→ TASK DIRECTIONS
Output the records that follow, with every character intact.

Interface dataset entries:
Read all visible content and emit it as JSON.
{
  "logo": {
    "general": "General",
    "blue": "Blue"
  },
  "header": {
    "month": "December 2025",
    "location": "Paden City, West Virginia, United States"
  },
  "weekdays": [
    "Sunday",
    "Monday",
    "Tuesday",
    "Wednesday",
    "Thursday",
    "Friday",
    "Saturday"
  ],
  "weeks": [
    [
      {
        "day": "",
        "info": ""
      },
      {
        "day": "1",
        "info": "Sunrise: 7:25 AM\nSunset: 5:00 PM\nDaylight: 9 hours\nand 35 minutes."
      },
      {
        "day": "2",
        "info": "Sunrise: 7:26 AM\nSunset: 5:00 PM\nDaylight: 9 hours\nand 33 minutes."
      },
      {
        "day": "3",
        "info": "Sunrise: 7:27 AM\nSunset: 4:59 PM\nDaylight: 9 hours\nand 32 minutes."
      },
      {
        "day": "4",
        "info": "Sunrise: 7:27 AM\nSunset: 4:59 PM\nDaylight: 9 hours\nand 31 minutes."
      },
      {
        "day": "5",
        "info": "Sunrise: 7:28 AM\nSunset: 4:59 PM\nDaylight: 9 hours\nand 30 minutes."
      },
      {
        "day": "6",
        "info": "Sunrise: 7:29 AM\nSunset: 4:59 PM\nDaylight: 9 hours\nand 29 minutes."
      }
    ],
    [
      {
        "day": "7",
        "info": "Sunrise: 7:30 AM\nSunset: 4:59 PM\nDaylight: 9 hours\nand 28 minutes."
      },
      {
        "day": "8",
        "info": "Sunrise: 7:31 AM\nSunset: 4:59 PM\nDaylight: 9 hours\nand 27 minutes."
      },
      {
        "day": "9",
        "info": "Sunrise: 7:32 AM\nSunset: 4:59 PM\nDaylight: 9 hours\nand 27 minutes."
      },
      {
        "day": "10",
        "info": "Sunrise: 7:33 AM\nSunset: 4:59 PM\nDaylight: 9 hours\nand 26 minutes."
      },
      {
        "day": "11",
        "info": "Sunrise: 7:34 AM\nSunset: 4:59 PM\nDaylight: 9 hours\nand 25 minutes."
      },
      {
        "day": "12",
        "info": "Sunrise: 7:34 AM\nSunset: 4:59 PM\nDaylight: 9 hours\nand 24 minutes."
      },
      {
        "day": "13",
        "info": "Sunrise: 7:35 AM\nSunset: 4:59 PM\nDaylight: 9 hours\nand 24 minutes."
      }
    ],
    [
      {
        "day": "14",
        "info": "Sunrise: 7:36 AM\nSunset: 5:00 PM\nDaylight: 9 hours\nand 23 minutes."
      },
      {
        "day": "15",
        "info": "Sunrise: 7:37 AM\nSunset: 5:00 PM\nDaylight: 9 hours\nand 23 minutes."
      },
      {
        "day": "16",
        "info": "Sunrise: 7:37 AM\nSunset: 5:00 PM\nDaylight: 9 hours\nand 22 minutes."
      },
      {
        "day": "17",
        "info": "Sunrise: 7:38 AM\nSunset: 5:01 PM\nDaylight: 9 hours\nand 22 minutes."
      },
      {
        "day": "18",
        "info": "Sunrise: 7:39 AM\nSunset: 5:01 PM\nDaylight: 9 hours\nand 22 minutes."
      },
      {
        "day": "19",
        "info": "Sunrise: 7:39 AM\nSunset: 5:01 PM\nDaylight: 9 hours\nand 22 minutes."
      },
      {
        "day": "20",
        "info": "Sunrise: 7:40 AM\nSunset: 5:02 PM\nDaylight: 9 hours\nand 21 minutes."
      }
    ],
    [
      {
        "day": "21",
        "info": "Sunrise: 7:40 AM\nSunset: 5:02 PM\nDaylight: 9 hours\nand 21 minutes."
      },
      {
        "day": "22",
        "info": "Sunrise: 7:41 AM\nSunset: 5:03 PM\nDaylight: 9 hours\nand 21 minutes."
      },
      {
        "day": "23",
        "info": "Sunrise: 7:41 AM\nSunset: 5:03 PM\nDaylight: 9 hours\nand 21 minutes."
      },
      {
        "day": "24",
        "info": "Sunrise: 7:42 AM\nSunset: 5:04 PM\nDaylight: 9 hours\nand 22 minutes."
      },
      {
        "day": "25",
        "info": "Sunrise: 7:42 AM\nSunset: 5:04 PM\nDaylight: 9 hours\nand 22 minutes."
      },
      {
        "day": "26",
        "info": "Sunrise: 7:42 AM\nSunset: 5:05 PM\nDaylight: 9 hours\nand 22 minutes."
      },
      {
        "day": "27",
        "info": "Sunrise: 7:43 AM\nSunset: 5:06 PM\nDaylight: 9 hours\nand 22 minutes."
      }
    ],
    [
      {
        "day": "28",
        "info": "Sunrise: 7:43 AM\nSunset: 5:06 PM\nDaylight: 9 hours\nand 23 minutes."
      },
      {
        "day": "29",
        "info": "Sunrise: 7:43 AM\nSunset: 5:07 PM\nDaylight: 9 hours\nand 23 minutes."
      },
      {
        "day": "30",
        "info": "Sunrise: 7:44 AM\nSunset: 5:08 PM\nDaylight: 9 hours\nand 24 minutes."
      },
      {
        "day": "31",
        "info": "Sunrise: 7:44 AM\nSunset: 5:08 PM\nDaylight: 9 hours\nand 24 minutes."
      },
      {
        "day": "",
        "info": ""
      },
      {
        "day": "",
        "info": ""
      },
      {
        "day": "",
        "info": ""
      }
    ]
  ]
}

→ RESPONSE TO THIS TASK
Read all visible content and emit it as JSON.
{
  "logo": {
    "general": "General",
    "blue": "Blue"
  },
  "header": {
    "month": "December 2025",
    "location": "Paden City, West Virginia, United States"
  },
  "weekdays": [
    "Sunday",
    "Monday",
    "Tuesday",
    "Wednesday",
    "Thursday",
    "Friday",
    "Saturday"
  ],
  "weeks": [
    [
      {
        "day": "",
        "info": ""
      },
      {
        "day": "1",
        "info": "Sunrise: 7:25 AM\nSunset: 5:00 PM\nDaylight: 9 hours\nand 35 minutes."
      },
      {
        "day": "2",
        "info": "Sunrise: 7:26 AM\nSunset: 5:00 PM\nDaylight: 9 hours\nand 33 minutes."
      },
      {
        "day": "3",
        "info": "Sunrise: 7:27 AM\nSunset: 4:59 PM\nDaylight: 9 hours\nand 32 minutes."
      },
      {
        "day": "4",
        "info": "Sunrise: 7:27 AM\nSunset: 4:59 PM\nDaylight: 9 hours\nand 31 minutes."
      },
      {
        "day": "5",
        "info": "Sunrise: 7:28 AM\nSunset: 4:59 PM\nDaylight: 9 hours\nand 30 minutes."
      },
      {
        "day": "6",
        "info": "Sunrise: 7:29 AM\nSunset: 4:59 PM\nDaylight: 9 hours\nand 29 minutes."
      }
    ],
    [
      {
        "day": "7",
        "info": "Sunrise: 7:30 AM\nSunset: 4:59 PM\nDaylight: 9 hours\nand 28 minutes."
      },
      {
        "day": "8",
        "info": "Sunrise: 7:31 AM\nSunset: 4:59 PM\nDaylight: 9 hours\nand 27 minutes."
      },
      {
        "day": "9",
        "info": "Sunrise: 7:32 AM\nSunset: 4:59 PM\nDaylight: 9 hours\nand 27 minutes."
      },
      {
        "day": "10",
        "info": "Sunrise: 7:33 AM\nSunset: 4:59 PM\nDaylight: 9 hours\nand 26 minutes."
      },
      {
        "day": "11",
        "info": "Sunrise: 7:34 AM\nSunset: 4:59 PM\nDaylight: 9 hours\nand 25 minutes."
      },
      {
        "day": "12",
        "info": "Sunrise: 7:34 AM\nSunset: 4:59 PM\nDaylight: 9 hours\nand 24 minutes."
      },
      {
        "day": "13",
        "info": "Sunrise: 7:35 AM\nSunset: 4:59 PM\nDaylight: 9 hours\nand 24 minutes."
      }
    ],
    [
      {
        "day": "14",
        "info": "Sunrise: 7:36 AM\nSunset: 5:00 PM\nDaylight: 9 hours\nand 23 minutes."
      },
      {
        "day": "15",
        "info": "Sunrise: 7:37 AM\nSunset: 5:00 PM\nDaylight: 9 hours\nand 23 minutes."
      },
      {
        "day": "16",
        "info": "Sunrise: 7:37 AM\nSunset: 5:00 PM\nDaylight: 9 hours\nand 22 minutes."
      },
      {
        "day": "17",
        "info": "Sunrise: 7:38 AM\nSunset: 5:01 PM\nDaylight: 9 hours\nand 22 minutes."
      },
      {
        "day": "18",
        "info": "Sunrise: 7:39 AM\nSunset: 5:01 PM\nDaylight: 9 hours\nand 22 minutes."
      },
      {
        "day": "19",
        "info": "Sunrise: 7:39 AM\nSunset: 5:01 PM\nDaylight: 9 hours\nand 22 minutes."
      },
      {
        "day": "20",
        "info": "Sunrise: 7:40 AM\nSunset: 5:02 PM\nDaylight: 9 hours\nand 21 minutes."
      }
    ],
    [
      {
        "day": "21",
        "info": "Sunrise: 7:40 AM\nSunset: 5:02 PM\nDaylight: 9 hours\nand 21 minutes."
      },
      {
        "day": "22",
        "info": "Sunrise: 7:41 AM\nSunset: 5:03 PM\nDaylight: 9 hours\nand 21 minutes."
      },
      {
        "day": "23",
        "info": "Sunrise: 7:41 AM\nSunset: 5:03 PM\nDaylight: 9 hours\nand 21 minutes."
      },
      {
        "day": "24",
        "info": "Sunrise: 7:42 AM\nSunset: 5:04 PM\nDaylight: 9 hours\nand 22 minutes."
      },
      {
        "day": "25",
        "info": "Sunrise: 7:42 AM\nSunset: 5:04 PM\nDaylight: 9 hours\nand 22 minutes."
      },
      {
        "day": "26",
        "info": "Sunrise: 7:42 AM\nSunset: 5:05 PM\nDaylight: 9 hours\nand 22 minutes."
      },
      {
        "day": "27",
        "info": "Sunrise: 7:43 AM\nSunset: 5:06 PM\nDaylight: 9 hours\nand 22 minutes."
      }
    ],
    [
      {
        "day": "28",
        "info": "Sunrise: 7:43 AM\nSunset: 5:06 PM\nDaylight: 9 hours\nand 23 minutes."
      },
      {
        "day": "29",
        "info": "Sunrise: 7:43 AM\nSunset: 5:07 PM\nDaylight: 9 hours\nand 23 minutes."
      },
      {
        "day": "30",
        "info": "Sunrise: 7:44 AM\nSunset: 5:08 PM\nDaylight: 9 hours\nand 24 minutes."
      },
      {
        "day": "31",
        "info": "Sunrise: 7:44 AM\nSunset: 5:08 PM\nDaylight: 9 hours\nand 24 minutes."
      },
      {
        "day": "",
        "info": ""
      },
      {
        "day": "",
        "info": ""
      },
      {
        "day": "",
        "info": ""
      }
    ]
  ]
}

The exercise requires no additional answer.